Yes.

VH-MDX’s ELT appears to have had an auto function that would have triggered the ELT when a certain longitudinal ‘G’ value was exceeded as would likely have been experienced during impact.

Aircraft were overhead the Barrington area within minutes of the final received radio call from VH-MDX and searched overhead during the accident night.

No ELT transmissions were reported as being received. Transcripts show that within around 20 minutes of the final received call from VH-MDX a Qantas 747 overhead the Barrington area did not receive ELT transmissions.

Automatic operation of the ELT is contingent on:

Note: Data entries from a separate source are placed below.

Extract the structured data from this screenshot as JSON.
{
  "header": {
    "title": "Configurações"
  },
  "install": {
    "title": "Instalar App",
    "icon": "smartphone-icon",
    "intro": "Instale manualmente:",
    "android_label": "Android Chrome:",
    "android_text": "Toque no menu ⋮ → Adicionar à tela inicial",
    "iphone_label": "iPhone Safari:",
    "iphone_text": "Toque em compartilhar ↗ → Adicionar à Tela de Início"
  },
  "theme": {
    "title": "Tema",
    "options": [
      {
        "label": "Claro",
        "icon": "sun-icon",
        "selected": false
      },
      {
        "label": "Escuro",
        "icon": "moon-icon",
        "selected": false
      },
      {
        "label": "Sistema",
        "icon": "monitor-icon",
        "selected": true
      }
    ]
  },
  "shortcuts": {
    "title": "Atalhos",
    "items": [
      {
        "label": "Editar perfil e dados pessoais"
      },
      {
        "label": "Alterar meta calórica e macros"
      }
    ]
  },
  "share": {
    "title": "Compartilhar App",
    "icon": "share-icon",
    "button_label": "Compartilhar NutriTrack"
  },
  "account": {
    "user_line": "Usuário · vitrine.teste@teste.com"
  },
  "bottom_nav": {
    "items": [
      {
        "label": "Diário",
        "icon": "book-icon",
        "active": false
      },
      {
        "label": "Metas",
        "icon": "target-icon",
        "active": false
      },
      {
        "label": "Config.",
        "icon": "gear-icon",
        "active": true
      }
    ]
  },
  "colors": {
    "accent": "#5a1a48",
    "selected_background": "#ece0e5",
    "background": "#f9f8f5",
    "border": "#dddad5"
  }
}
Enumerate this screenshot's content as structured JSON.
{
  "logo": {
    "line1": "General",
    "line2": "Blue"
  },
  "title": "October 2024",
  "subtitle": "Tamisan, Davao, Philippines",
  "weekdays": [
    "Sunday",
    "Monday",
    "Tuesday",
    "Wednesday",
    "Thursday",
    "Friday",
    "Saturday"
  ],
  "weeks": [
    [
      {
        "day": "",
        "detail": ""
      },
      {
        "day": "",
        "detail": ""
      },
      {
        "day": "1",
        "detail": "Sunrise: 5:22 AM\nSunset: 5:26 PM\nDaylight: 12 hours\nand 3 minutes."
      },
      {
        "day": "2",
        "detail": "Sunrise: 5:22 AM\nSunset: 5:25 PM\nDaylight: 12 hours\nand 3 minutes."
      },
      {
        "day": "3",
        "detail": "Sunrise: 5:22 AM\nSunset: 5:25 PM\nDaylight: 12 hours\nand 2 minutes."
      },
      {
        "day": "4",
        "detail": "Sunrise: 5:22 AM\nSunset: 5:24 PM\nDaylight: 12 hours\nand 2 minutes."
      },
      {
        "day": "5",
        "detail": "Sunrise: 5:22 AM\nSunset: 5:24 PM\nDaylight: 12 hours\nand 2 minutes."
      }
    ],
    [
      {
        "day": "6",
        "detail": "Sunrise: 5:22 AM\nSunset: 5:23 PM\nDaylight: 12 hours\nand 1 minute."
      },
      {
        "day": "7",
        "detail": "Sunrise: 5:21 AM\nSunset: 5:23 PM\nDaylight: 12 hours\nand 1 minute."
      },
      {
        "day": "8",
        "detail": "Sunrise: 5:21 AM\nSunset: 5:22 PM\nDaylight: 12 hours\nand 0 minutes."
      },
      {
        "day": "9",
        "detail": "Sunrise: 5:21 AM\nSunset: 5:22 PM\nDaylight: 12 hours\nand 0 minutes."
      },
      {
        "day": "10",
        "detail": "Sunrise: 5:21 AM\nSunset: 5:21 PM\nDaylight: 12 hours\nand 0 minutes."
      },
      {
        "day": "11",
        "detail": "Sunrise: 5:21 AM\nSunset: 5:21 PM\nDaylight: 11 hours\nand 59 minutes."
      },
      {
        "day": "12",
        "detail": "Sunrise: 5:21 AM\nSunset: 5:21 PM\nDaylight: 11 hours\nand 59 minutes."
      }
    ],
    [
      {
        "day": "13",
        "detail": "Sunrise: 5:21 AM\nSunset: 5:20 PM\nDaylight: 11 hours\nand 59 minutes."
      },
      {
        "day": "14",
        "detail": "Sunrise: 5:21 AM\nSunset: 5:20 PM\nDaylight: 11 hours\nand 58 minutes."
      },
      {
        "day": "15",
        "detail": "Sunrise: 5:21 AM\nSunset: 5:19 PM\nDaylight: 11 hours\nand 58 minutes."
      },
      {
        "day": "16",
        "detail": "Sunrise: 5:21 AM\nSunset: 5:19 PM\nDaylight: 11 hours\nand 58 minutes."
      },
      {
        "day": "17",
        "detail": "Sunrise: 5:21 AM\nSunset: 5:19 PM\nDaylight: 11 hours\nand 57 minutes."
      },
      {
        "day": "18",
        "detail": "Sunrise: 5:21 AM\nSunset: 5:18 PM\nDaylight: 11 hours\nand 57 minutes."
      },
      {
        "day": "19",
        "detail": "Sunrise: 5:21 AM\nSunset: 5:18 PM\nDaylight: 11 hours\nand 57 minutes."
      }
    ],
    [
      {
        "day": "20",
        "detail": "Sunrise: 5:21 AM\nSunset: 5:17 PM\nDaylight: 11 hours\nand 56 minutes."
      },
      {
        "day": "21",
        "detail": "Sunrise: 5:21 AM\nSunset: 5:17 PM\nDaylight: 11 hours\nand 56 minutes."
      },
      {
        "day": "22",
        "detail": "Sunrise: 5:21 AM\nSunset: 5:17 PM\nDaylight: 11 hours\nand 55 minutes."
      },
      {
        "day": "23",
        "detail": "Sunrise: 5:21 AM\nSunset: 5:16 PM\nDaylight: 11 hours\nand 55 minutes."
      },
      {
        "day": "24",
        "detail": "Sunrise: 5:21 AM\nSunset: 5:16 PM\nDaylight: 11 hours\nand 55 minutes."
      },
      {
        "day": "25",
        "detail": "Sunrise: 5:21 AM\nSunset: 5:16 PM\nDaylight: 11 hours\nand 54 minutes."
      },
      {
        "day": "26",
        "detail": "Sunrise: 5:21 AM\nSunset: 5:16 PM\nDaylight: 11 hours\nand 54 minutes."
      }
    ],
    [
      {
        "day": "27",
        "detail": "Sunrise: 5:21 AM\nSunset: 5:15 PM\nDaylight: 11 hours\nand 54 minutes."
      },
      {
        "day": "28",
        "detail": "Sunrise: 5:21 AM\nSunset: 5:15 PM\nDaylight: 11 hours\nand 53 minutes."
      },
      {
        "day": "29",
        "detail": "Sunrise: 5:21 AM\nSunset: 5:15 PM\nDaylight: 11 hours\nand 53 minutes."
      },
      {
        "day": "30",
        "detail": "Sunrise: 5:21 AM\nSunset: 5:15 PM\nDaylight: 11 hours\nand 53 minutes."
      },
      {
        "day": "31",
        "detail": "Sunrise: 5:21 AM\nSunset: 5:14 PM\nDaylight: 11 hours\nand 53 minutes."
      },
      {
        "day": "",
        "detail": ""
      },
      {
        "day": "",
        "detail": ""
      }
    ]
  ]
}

– Serviceability of the ELT (battery condition, wiring, installation etc)

– Having the ‘Auto’ arm switch position selected

– The ELT not being damaged during impact.

It is not known if the ELT had a remote arming panel in the cockpit that would allow the pilot to manually turn on the ELT. If not, the ELT would have to be manually switched on at the unit located at the rear of the aircraft or rely on the automatic triggering function.

121.5MHz ELT’s as fitted to VH-MDX had a very poor record of automatic activation during aircraft crashes.